BJB: Sometimes on this journey I think, ‘I don’t want any more lessons.’
BJB: Well, my two favorite songs so far are “To Zion” and “Samay”.
TH: I was going to name the album “Samay” and it was going to be the first track, but then the idea of KALA came along. “Samay” also means time, but KALA just has a power to it.
BJB: That speaks to the relevance of the divine timing of your grandmother saying that to you exactly when you could receive it and you doing something with it, and giving that message to all of us who are so caught up in time wanting to do this or get that.
TH: Oh my gosh, you are preaching to the choir. I always think like that. I think, ‘Ah man, I got to know this before this, or I gotta learn this, or this should be this.’
BJB: Or we should be here.

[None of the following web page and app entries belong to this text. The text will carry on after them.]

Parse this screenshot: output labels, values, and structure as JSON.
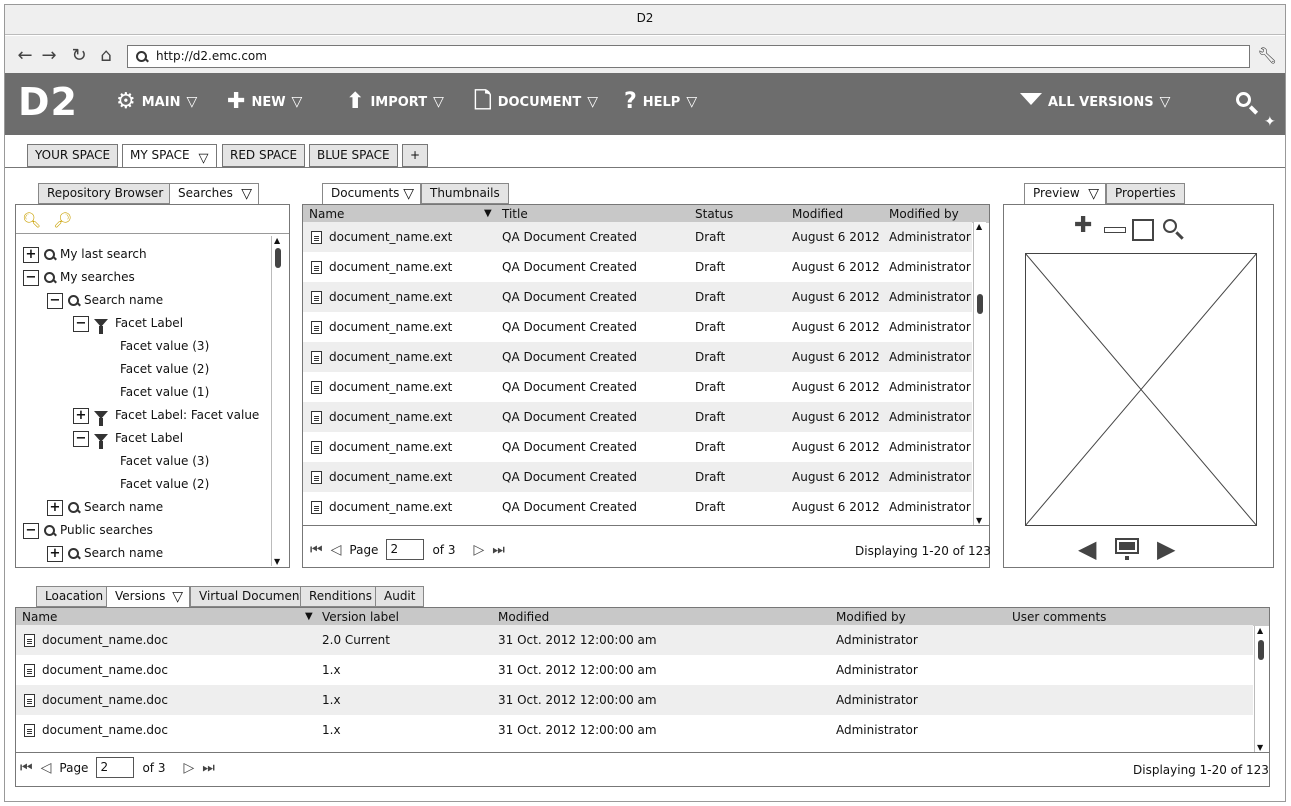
{
  "window": {
    "title": "D2"
  },
  "browser": {
    "url": "http://d2.emc.com"
  },
  "app": {
    "logo": "D2",
    "menus": [
      {
        "label": "MAIN",
        "icon": "gear-icon"
      },
      {
        "label": "NEW",
        "icon": "plus-icon"
      },
      {
        "label": "IMPORT",
        "icon": "upload-arrow-icon"
      },
      {
        "label": "DOCUMENT",
        "icon": "document-icon"
      },
      {
        "label": "HELP",
        "icon": "question-icon"
      }
    ],
    "version_filter": "ALL VERSIONS"
  },
  "spaces": {
    "tabs": [
      "YOUR SPACE",
      "MY SPACE",
      "RED SPACE",
      "BLUE SPACE",
      "+"
    ],
    "active": "MY SPACE"
  },
  "left_panel": {
    "tabs": [
      "Repository Browser",
      "Searches"
    ],
    "tree": [
      {
        "label": "My last search",
        "toggle": "+",
        "icon": "search",
        "indent": 0
      },
      {
        "label": "My searches",
        "toggle": "−",
        "icon": "search",
        "indent": 0
      },
      {
        "label": "Search name",
        "toggle": "−",
        "icon": "search",
        "indent": 1
      },
      {
        "label": "Facet Label",
        "toggle": "−",
        "icon": "filter",
        "indent": 2
      },
      {
        "label": "Facet value (3)",
        "toggle": "",
        "icon": "",
        "indent": 3
      },
      {
        "label": "Facet value (2)",
        "toggle": "",
        "icon": "",
        "indent": 3
      },
      {
        "label": "Facet value (1)",
        "toggle": "",
        "icon": "",
        "indent": 3
      },
      {
        "label": "Facet Label: Facet value",
        "toggle": "+",
        "icon": "filter",
        "indent": 2
      },
      {
        "label": "Facet Label",
        "toggle": "−",
        "icon": "filter",
        "indent": 2
      },
      {
        "label": "Facet value (3)",
        "toggle": "",
        "icon": "",
        "indent": 3
      },
      {
        "label": "Facet value (2)",
        "toggle": "",
        "icon": "",
        "indent": 3
      },
      {
        "label": "Search name",
        "toggle": "+",
        "icon": "search",
        "indent": 1
      },
      {
        "label": "Public searches",
        "toggle": "−",
        "icon": "search",
        "indent": 0
      },
      {
        "label": "Search name",
        "toggle": "+",
        "icon": "search",
        "indent": 1
      }
    ]
  },
  "documents": {
    "tabs": [
      "Documents",
      "Thumbnails"
    ],
    "columns": [
      "Name",
      "Title",
      "Status",
      "Modified",
      "Modified by"
    ],
    "rows": [
      [
        "document_name.ext",
        "QA Document Created",
        "Draft",
        "August 6 2012",
        "Administrator"
      ],
      [
        "document_name.ext",
        "QA Document Created",
        "Draft",
        "August 6 2012",
        "Administrator"
      ],
      [
        "document_name.ext",
        "QA Document Created",
        "Draft",
        "August 6 2012",
        "Administrator"
      ],
      [
        "document_name.ext",
        "QA Document Created",
        "Draft",
        "August 6 2012",
        "Administrator"
      ],
      [
        "document_name.ext",
        "QA Document Created",
        "Draft",
        "August 6 2012",
        "Administrator"
      ],
      [
        "document_name.ext",
        "QA Document Created",
        "Draft",
        "August 6 2012",
        "Administrator"
      ],
      [
        "document_name.ext",
        "QA Document Created",
        "Draft",
        "August 6 2012",
        "Administrator"
      ],
      [
        "document_name.ext",
        "QA Document Created",
        "Draft",
        "August 6 2012",
        "Administrator"
      ],
      [
        "document_name.ext",
        "QA Document Created",
        "Draft",
        "August 6 2012",
        "Administrator"
      ],
      [
        "document_name.ext",
        "QA Document Created",
        "Draft",
        "August 6 2012",
        "Administrator"
      ]
    ],
    "pager": {
      "page_label": "Page",
      "page": "2",
      "of_label": "of 3",
      "display": "Displaying 1-20 of 123"
    }
  },
  "preview": {
    "tabs": [
      "Preview",
      "Properties"
    ]
  },
  "bottom": {
    "tabs": [
      "Loacation",
      "Versions",
      "Virtual Document",
      "Renditions",
      "Audit"
    ],
    "columns": [
      "Name",
      "Version label",
      "Modified",
      "Modified by",
      "User comments"
    ],
    "rows": [
      [
        "document_name.doc",
        "2.0 Current",
        "31 Oct. 2012 12:00:00 am",
        "Administrator",
        ""
      ],
      [
        "document_name.doc",
        "1.x",
        "31 Oct. 2012 12:00:00 am",
        "Administrator",
        ""
      ],
      [
        "document_name.doc",
        "1.x",
        "31 Oct. 2012 12:00:00 am",
        "Administrator",
        ""
      ],
      [
        "document_name.doc",
        "1.x",
        "31 Oct. 2012 12:00:00 am",
        "Administrator",
        ""
      ]
    ],
    "pager": {
      "page_label": "Page",
      "page": "2",
      "of_label": "of 3",
      "display": "Displaying 1-20 of 123"
    }
  },
  "colors": {
    "appbar": "#6d6d6d",
    "header_row": "#c8c8c8",
    "alt_row": "#eeeeee"
  }
}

TH: Yeah, or I should know this already. A quote I like is, “God will give you everything for your spiritual advancement, hold onto nothing.” If you’re sincere with pure intentions, you’ll come to know that thing at the right time. You know talking about timing, if you go up to a tree and pick an apple before it’s ripe, it’s not going to be good because it’s not ready. Everything is just being arranged.
BJB: But there’s a difference between knowing something and truly embodying it. When you have the insights, you take it into your body and out of your head.
TH: I completely agree with that. You know I’ve been reading and studying these things for a while, but it was not until now, with this album, that I truly felt what it means to surrender. Like you said, we can read about it and hear about it, but to truly take it within oneself and feel it is a whole different thing. So KALA just really helped me to do that. And it’s something I’ve been praying for, for a long time.
BJB: I can hear the sincerity in your voice. You’re making a profound impact with your music, and I’m so grateful to be here to hear it and spread the word on your behalf.
TH: Thank you. It’s crazy, because I still get so blown away and I almost get uncomfortable when people come up to me and say, “Your music has done so much for me.” I don’t really look at it as my music. I’m listening to it too and it’s helping me too. And it almost feels like, 'Why do I need to take credit?' I get really weird.
BJB: Well, it’s coming through you as the vessel for this. Each person brings a valuable piece to all of this. Thank goodness you listen to it. Thank you, Trevor.
“The one great gift we all share, without exception, is time. The value of time is incalculable because it is an immeasurable part of eternity, consisting of moments.” As we recognize this we see just how super special the present moment is as the only real moment. These moments are continual gifts that allow us to make good and right use of our time by striving to better express the perfection within us.
As Hall continues to reach toward that connection to something bigger through his musical expression, we get to listen to what happens as he “dances” in and out of time as a conduit of remembrance.
When it comes down to it, ideally, that is what spirituality is about; improving the state of your fellow human being, yourself, and the world at large.
Trevor was the featured performer in Deepak Chopra’s 2nd annual Global Meditation for Compassion at the Deepak Chopra Center, and will be featured on the Emmy Award winning PBS show On Tour that will air in the fall.